(PROVIDED ENTRIES begins)
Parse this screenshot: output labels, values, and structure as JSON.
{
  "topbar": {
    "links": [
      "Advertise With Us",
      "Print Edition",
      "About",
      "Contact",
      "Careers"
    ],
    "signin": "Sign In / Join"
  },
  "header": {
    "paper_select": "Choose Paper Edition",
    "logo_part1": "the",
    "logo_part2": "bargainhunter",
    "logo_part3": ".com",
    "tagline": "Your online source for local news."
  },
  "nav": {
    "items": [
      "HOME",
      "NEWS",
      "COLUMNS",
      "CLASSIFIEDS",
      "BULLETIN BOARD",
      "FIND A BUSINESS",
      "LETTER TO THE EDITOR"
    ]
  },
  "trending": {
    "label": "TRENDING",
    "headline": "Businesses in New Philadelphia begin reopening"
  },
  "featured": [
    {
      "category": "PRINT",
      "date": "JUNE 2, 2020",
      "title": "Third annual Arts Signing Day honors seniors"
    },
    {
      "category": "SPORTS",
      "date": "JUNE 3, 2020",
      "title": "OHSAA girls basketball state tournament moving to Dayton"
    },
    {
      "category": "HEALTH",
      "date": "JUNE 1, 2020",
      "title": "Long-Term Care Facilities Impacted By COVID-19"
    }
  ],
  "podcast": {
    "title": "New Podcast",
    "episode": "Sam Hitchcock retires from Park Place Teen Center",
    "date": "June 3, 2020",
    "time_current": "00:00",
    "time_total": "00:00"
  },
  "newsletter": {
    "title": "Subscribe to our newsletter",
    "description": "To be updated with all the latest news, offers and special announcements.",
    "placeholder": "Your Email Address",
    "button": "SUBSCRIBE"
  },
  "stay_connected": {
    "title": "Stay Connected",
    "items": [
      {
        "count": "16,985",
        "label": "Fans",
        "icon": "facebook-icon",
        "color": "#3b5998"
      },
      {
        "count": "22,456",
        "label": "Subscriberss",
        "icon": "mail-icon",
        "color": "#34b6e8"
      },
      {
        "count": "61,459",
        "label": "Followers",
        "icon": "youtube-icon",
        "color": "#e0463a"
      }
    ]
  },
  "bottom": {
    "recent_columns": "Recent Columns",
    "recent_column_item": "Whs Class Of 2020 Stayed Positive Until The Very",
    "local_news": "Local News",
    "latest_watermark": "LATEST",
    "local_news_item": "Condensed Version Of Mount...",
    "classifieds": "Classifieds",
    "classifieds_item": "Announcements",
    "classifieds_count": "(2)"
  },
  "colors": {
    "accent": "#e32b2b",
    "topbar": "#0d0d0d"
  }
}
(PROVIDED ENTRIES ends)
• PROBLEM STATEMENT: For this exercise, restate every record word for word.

• SOLUTION FOR THIS EXERCISE:
Parse this screenshot: output labels, values, and structure as JSON.
{
  "topbar": {
    "links": [
      "Advertise With Us",
      "Print Edition",
      "About",
      "Contact",
      "Careers"
    ],
    "signin": "Sign In / Join"
  },
  "header": {
    "paper_select": "Choose Paper Edition",
    "logo_part1": "the",
    "logo_part2": "bargainhunter",
    "logo_part3": ".com",
    "tagline": "Your online source for local news."
  },
  "nav": {
    "items": [
      "HOME",
      "NEWS",
      "COLUMNS",
      "CLASSIFIEDS",
      "BULLETIN BOARD",
      "FIND A BUSINESS",
      "LETTER TO THE EDITOR"
    ]
  },
  "trending": {
    "label": "TRENDING",
    "headline": "Businesses in New Philadelphia begin reopening"
  },
  "featured": [
    {
      "category": "PRINT",
      "date": "JUNE 2, 2020",
      "title": "Third annual Arts Signing Day honors seniors"
    },
    {
      "category": "SPORTS",
      "date": "JUNE 3, 2020",
      "title": "OHSAA girls basketball state tournament moving to Dayton"
    },
    {
      "category": "HEALTH",
      "date": "JUNE 1, 2020",
      "title": "Long-Term Care Facilities Impacted By COVID-19"
    }
  ],
  "podcast": {
    "title": "New Podcast",
    "episode": "Sam Hitchcock retires from Park Place Teen Center",
    "date": "June 3, 2020",
    "time_current": "00:00",
    "time_total": "00:00"
  },
  "newsletter": {
    "title": "Subscribe to our newsletter",
    "description": "To be updated with all the latest news, offers and special announcements.",
    "placeholder": "Your Email Address",
    "button": "SUBSCRIBE"
  },
  "stay_connected": {
    "title": "Stay Connected",
    "items": [
      {
        "count": "16,985",
        "label": "Fans",
        "icon": "facebook-icon",
        "color": "#3b5998"
      },
      {
        "count": "22,456",
        "label": "Subscriberss",
        "icon": "mail-icon",
        "color": "#34b6e8"
      },
      {
        "count": "61,459",
        "label": "Followers",
        "icon": "youtube-icon",
        "color": "#e0463a"
      }
    ]
  },
  "bottom": {
    "recent_columns": "Recent Columns",
    "recent_column_item": "Whs Class Of 2020 Stayed Positive Until The Very",
    "local_news": "Local News",
    "latest_watermark": "LATEST",
    "local_news_item": "Condensed Version Of Mount...",
    "classifieds": "Classifieds",
    "classifieds_item": "Announcements",
    "classifieds_count": "(2)"
  },
  "colors": {
    "accent": "#e32b2b",
    "topbar": "#0d0d0d"
  }
}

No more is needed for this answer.